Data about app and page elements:
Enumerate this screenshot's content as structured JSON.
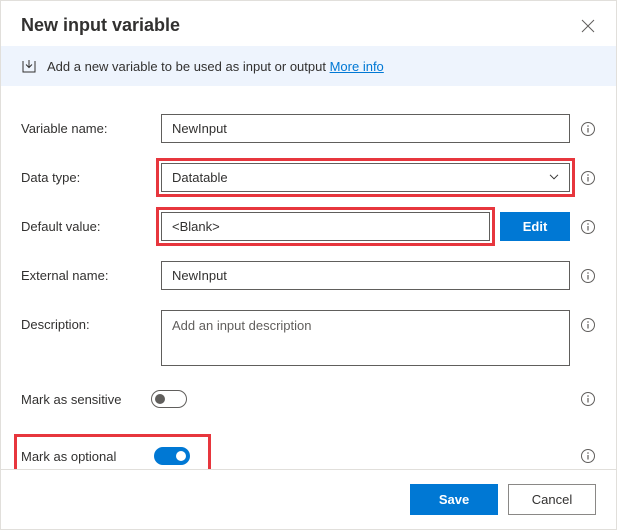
{
  "header": {
    "title": "New input variable"
  },
  "banner": {
    "text": "Add a new variable to be used as input or output ",
    "link_label": "More info"
  },
  "labels": {
    "variable_name": "Variable name:",
    "data_type": "Data type:",
    "default_value": "Default value:",
    "external_name": "External name:",
    "description": "Description:",
    "mark_sensitive": "Mark as sensitive",
    "mark_optional": "Mark as optional"
  },
  "fields": {
    "variable_name": "NewInput",
    "data_type": "Datatable",
    "default_value": "<Blank>",
    "external_name": "NewInput",
    "description_placeholder": "Add an input description"
  },
  "buttons": {
    "edit": "Edit",
    "save": "Save",
    "cancel": "Cancel"
  },
  "toggles": {
    "sensitive_on": false,
    "optional_on": true
  }
}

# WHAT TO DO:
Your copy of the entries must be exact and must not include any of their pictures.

# ANSWER BOX:
Enumerate this screenshot's content as structured JSON.
{
  "header": {
    "title": "New input variable"
  },
  "banner": {
    "text": "Add a new variable to be used as input or output ",
    "link_label": "More info"
  },
  "labels": {
    "variable_name": "Variable name:",
    "data_type": "Data type:",
    "default_value": "Default value:",
    "external_name": "External name:",
    "description": "Description:",
    "mark_sensitive": "Mark as sensitive",
    "mark_optional": "Mark as optional"
  },
  "fields": {
    "variable_name": "NewInput",
    "data_type": "Datatable",
    "default_value": "<Blank>",
    "external_name": "NewInput",
    "description_placeholder": "Add an input description"
  },
  "buttons": {
    "edit": "Edit",
    "save": "Save",
    "cancel": "Cancel"
  },
  "toggles": {
    "sensitive_on": false,
    "optional_on": true
  }
}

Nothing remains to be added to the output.